It is, says Gabriel Demombynes, of the World Bank’s Nairobi office, “a tremendous success story that has only barely been recognized." Michael Clemens of the Center for Global Development calls it simply “the biggest, best story in development.” It is the huge decline in child mortality now gathering pace across Africa.What are the factors responsible for some of the "biggest falls in child mortality ever seen, anywhere?"
The decline in African child mortality is speeding up. In most countries it now falling about twice as fast as during the early 2000s and 1990s. More striking, the average fall is faster than it was in China in the early 1980s, when child mortality was declining around 3% a year, admittedly from a lower base.
What makes a big difference, Mr. Demombynes argues, is some combination of broad economic growth and specific public-health policies, notably the increase in the use of insecticide-treated bednets (ITNs) which discourage mosquitoes, which cause malaria.MP: Another amazing success story of a significant improvement in a key health metric that contributes to a consistent increase in living standards around the world. And the key factor in Africa's reduction in child mortality wasn't the standard solution of foreign aid, but more likely a combination of accelerating economic growth, advances in technology and more sensible government policies. In other words, it seems like factors internal to Africa were more important than external factors like foreign aid.
Bednets are often taken as classic examples of the benefits of aid, since in the past they were pioneered by foreign charities. Consistent with the view that aid is vital, Jeffrey Sachs, an American economist, recently claimed that a big drop in child mortality in his Millennium Villages project (a group of African villages that his Earth Institute of Columbia University, New York, is helping) is the result of large increases in aid to villagers. In fact, argues Mr. Demombynes, the mortality decline in these villages was no better than in the countries as a whole.

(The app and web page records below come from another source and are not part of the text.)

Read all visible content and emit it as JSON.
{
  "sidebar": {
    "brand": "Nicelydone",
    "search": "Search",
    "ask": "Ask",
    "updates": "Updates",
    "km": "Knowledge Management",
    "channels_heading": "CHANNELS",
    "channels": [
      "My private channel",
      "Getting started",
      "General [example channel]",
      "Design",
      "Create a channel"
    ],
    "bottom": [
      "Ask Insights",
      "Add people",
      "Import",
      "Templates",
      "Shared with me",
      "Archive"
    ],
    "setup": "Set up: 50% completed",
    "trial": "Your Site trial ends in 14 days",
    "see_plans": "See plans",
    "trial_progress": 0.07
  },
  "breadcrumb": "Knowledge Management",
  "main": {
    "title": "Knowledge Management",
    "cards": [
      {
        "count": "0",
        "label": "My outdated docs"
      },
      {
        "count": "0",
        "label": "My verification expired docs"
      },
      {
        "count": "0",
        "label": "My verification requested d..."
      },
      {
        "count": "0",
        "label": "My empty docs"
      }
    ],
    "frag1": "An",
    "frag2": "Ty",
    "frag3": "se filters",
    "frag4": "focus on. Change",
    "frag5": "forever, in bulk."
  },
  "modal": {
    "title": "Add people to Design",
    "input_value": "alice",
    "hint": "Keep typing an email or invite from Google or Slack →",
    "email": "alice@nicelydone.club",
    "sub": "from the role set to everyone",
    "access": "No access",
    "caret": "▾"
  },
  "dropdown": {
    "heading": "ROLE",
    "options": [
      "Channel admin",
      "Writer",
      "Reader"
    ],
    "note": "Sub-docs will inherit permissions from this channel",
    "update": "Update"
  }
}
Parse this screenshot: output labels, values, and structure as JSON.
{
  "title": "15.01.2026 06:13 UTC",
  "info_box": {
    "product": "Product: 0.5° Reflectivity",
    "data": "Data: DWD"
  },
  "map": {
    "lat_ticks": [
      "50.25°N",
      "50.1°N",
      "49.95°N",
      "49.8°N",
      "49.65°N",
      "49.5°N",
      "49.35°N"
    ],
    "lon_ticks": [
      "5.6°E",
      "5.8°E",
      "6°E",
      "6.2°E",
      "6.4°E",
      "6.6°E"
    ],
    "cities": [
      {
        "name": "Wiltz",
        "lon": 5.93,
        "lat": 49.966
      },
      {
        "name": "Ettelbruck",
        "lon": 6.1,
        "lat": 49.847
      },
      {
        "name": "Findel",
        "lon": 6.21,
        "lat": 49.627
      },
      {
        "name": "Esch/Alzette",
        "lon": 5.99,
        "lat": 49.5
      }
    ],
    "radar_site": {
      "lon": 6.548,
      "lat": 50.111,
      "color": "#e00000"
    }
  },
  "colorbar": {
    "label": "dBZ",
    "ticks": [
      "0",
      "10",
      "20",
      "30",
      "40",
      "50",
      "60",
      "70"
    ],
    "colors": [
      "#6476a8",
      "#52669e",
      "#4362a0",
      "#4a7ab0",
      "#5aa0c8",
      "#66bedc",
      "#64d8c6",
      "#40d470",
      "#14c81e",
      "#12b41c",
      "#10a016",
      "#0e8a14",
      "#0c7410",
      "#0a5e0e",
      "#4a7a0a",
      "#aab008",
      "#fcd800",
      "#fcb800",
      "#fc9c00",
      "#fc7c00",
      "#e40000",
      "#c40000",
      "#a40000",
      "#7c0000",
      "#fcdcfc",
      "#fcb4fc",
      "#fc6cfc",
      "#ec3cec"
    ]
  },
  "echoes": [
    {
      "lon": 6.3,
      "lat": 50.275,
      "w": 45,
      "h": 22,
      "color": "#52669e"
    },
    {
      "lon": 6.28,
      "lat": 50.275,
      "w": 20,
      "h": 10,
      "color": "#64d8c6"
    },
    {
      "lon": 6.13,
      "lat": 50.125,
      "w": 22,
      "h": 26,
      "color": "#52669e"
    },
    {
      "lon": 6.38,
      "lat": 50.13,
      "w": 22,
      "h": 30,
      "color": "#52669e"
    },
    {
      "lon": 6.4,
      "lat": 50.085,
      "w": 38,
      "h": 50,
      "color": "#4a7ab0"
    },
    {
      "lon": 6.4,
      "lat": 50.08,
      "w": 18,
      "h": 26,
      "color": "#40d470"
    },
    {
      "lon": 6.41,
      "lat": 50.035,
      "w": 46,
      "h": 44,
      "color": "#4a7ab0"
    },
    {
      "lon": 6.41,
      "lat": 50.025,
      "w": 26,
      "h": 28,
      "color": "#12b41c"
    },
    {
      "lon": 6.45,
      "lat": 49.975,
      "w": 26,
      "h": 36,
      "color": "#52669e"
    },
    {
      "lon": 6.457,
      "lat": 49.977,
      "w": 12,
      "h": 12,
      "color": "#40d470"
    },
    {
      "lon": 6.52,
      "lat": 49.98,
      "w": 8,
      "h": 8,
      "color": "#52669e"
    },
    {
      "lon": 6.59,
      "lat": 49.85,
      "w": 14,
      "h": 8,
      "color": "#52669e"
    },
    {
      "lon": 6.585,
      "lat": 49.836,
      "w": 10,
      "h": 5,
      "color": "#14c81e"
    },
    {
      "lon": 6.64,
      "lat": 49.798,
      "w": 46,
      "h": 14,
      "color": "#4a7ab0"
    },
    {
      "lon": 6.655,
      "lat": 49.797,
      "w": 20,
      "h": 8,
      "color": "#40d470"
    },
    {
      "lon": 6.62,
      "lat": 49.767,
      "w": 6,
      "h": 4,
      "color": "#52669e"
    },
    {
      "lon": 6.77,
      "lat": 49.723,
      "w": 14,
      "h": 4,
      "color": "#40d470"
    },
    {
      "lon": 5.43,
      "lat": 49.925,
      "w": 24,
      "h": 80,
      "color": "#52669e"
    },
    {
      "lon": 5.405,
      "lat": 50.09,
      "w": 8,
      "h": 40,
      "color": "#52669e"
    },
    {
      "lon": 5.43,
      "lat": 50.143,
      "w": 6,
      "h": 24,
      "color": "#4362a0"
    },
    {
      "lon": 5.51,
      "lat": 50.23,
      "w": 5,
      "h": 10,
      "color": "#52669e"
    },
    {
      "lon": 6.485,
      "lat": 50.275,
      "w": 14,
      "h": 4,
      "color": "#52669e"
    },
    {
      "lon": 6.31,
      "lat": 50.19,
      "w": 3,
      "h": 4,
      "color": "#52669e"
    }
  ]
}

The broad moral of the story is different: aid does not seem to have been the decisive factor in cutting child mortality. No single thing was. But better policies, better government, new technology and other benefits are starting to bear fruit. “This will be startling news for anyone who still thinks Africa is mired in unending poverty and death,” says Mr. Clemens. But “that Africa is slipping quickly away.”